Kaine told the crowd that he called Warner for advice when deciding to run for Senate in 2012. He's praising Warner as a politician who has "always put country and commonwealth above everything else."
President Barack Obama says people don't give Hillary Clinton enough credit — perhaps partially because she's a woman.
Obama was speaking in an interview with radio host Steve Harvey airing Wednesday. He said he's been frustrated at people's reluctance to give Clinton credit. He said it's partially because "she's been around a long time" and possibly because there hasn't been a female president before.
Obama said his legacy is on the ballot this year. He said everything his administration has accomplished in the last eight years is at stake.
The president said Trump "basically admitted" in the first debate that he didn't pay taxes. He said Trump admitted he didn't pay people who worked for him. Obama accused Trump of insulting women during and after the debate.
Hillary Clinton is trying to build on her widely praised debate performance by making a direct appeal to younger voters.
Clinton is campaigning Wednesday in New Hampshire with Bernie Sanders. It's their first joint campaign appearance since their "unity" rally after Sanders endorsed Clinton. She's struggled to win over the young voters whose enthusiasm drove his primary campaign.
Donald Trump is claiming that the debate was a success for him, too. His campaign is celebrating what it says is about $18 million Republicans raised in the day after the debate.
Trump is campaigning in Illinois, Iowa and Wisconsin.
Clinton's campaign is also dispatching Michelle Obama to campaign for her in Pennsylvania. The first lady has been one of the most effective campaigners for Democrats this year.
Donald Trump is refusing to release his tax returns.

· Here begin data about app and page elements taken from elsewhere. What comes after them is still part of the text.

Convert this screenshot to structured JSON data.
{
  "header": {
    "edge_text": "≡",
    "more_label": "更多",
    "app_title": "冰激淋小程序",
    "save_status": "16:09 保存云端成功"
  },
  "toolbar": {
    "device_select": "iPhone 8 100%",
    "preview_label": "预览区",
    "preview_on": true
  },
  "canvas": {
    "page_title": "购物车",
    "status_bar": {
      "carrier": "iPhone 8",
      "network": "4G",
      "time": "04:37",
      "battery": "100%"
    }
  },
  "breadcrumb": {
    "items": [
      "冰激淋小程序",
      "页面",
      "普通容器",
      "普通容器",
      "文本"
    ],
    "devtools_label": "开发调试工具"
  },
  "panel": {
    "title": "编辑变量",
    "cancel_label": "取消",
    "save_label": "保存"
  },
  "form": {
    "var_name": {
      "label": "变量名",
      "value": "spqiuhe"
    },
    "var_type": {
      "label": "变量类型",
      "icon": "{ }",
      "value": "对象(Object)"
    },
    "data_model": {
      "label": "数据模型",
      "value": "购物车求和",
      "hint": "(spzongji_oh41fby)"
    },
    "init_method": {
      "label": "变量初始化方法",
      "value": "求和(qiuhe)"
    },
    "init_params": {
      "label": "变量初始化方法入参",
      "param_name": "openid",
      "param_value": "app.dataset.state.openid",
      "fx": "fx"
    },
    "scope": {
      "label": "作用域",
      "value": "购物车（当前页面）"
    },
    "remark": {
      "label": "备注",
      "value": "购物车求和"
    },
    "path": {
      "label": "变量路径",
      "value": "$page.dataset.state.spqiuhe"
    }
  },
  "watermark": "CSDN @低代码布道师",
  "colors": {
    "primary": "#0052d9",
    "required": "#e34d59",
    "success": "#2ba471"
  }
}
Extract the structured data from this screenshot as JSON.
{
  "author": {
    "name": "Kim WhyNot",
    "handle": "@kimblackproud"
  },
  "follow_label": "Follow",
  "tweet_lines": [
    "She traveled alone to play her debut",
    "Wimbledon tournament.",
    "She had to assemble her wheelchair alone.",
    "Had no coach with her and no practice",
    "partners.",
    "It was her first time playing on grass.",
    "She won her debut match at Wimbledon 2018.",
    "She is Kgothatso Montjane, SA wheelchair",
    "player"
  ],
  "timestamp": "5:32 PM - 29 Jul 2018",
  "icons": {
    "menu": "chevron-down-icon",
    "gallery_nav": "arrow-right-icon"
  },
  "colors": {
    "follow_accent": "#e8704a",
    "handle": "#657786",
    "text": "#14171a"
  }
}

But he has turned them over when he stood to make a profit, needed a loan or when a judge forced him.
No one who's seen those documents is allowed to say what's in them.
In all the cases reviewed by The Associated Press, each person, organization, company or government office that has seen copies of Trump's tax returns is barred from discussing their contents. That leaves the public with only glimpses into what his tax returns contain.
Trump faces increased criticism from Democrat Hillary Clinton to release his tax returns after he said during the presidential debate that he was smart for not paying federal income taxes in some years. Since 1976, every major party nominee has released their returns.